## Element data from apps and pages
────────────────────

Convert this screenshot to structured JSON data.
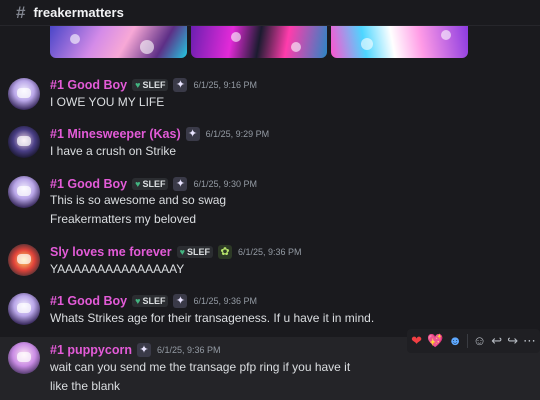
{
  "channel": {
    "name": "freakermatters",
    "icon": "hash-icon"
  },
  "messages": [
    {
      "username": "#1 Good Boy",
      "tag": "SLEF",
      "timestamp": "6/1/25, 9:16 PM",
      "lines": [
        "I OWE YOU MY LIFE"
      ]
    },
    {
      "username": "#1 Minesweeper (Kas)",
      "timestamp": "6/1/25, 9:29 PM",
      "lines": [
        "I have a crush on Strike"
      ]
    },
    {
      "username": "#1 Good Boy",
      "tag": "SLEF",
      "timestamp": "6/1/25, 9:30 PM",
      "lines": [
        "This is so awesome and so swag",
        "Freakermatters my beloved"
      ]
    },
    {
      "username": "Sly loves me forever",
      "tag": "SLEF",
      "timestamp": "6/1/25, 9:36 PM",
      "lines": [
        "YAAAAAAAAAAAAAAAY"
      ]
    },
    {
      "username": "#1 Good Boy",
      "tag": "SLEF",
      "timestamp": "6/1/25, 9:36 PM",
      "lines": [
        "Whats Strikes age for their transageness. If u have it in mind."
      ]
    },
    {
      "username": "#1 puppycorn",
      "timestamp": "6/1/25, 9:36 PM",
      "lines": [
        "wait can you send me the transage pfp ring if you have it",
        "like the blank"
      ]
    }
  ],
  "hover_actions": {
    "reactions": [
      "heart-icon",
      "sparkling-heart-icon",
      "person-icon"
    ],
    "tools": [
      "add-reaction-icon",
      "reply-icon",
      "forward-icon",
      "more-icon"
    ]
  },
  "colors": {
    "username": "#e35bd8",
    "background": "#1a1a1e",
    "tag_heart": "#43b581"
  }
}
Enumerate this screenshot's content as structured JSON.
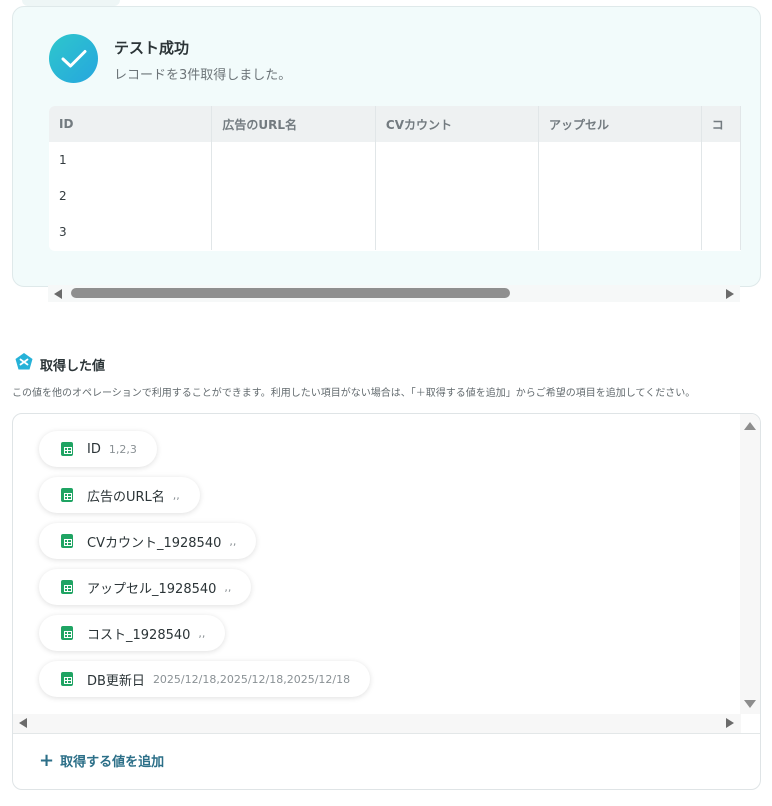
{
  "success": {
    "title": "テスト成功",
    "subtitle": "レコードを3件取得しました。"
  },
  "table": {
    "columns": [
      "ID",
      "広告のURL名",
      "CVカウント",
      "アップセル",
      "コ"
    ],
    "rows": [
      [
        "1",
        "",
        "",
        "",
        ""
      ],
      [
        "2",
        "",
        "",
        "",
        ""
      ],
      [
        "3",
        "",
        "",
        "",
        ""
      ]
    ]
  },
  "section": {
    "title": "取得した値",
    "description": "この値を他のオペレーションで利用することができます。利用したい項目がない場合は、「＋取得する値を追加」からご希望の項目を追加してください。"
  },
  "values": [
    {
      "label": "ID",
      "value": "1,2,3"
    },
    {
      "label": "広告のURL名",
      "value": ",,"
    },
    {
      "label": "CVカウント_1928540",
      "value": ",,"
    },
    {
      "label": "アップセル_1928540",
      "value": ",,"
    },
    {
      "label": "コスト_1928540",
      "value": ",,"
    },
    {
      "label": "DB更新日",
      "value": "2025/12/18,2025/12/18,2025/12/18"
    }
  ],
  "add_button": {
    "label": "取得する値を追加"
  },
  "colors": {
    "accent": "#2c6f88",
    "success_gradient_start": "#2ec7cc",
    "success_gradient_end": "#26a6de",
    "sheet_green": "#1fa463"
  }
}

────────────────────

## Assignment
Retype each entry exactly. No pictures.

## Solution to this exercise
Convert this screenshot to structured JSON data.
{
  "channel": {
    "name": "freakermatters",
    "icon": "hash-icon"
  },
  "messages": [
    {
      "username": "#1 Good Boy",
      "tag": "SLEF",
      "timestamp": "6/1/25, 9:16 PM",
      "lines": [
        "I OWE YOU MY LIFE"
      ]
    },
    {
      "username": "#1 Minesweeper (Kas)",
      "timestamp": "6/1/25, 9:29 PM",
      "lines": [
        "I have a crush on Strike"
      ]
    },
    {
      "username": "#1 Good Boy",
      "tag": "SLEF",
      "timestamp": "6/1/25, 9:30 PM",
      "lines": [
        "This is so awesome and so swag",
        "Freakermatters my beloved"
      ]
    },
    {
      "username": "Sly loves me forever",
      "tag": "SLEF",
      "timestamp": "6/1/25, 9:36 PM",
      "lines": [
        "YAAAAAAAAAAAAAAAY"
      ]
    },
    {
      "username": "#1 Good Boy",
      "tag": "SLEF",
      "timestamp": "6/1/25, 9:36 PM",
      "lines": [
        "Whats Strikes age for their transageness. If u have it in mind."
      ]
    },
    {
      "username": "#1 puppycorn",
      "timestamp": "6/1/25, 9:36 PM",
      "lines": [
        "wait can you send me the transage pfp ring if you have it",
        "like the blank"
      ]
    }
  ],
  "hover_actions": {
    "reactions": [
      "heart-icon",
      "sparkling-heart-icon",
      "person-icon"
    ],
    "tools": [
      "add-reaction-icon",
      "reply-icon",
      "forward-icon",
      "more-icon"
    ]
  },
  "colors": {
    "username": "#e35bd8",
    "background": "#1a1a1e",
    "tag_heart": "#43b581"
  }
}
Enumerate this screenshot's content as structured JSON.
{
  "success": {
    "title": "テスト成功",
    "subtitle": "レコードを3件取得しました。"
  },
  "table": {
    "columns": [
      "ID",
      "広告のURL名",
      "CVカウント",
      "アップセル",
      "コ"
    ],
    "rows": [
      [
        "1",
        "",
        "",
        "",
        ""
      ],
      [
        "2",
        "",
        "",
        "",
        ""
      ],
      [
        "3",
        "",
        "",
        "",
        ""
      ]
    ]
  },
  "section": {
    "title": "取得した値",
    "description": "この値を他のオペレーションで利用することができます。利用したい項目がない場合は、「＋取得する値を追加」からご希望の項目を追加してください。"
  },
  "values": [
    {
      "label": "ID",
      "value": "1,2,3"
    },
    {
      "label": "広告のURL名",
      "value": ",,"
    },
    {
      "label": "CVカウント_1928540",
      "value": ",,"
    },
    {
      "label": "アップセル_1928540",
      "value": ",,"
    },
    {
      "label": "コスト_1928540",
      "value": ",,"
    },
    {
      "label": "DB更新日",
      "value": "2025/12/18,2025/12/18,2025/12/18"
    }
  ],
  "add_button": {
    "label": "取得する値を追加"
  },
  "colors": {
    "accent": "#2c6f88",
    "success_gradient_start": "#2ec7cc",
    "success_gradient_end": "#26a6de",
    "sheet_green": "#1fa463"
  }
}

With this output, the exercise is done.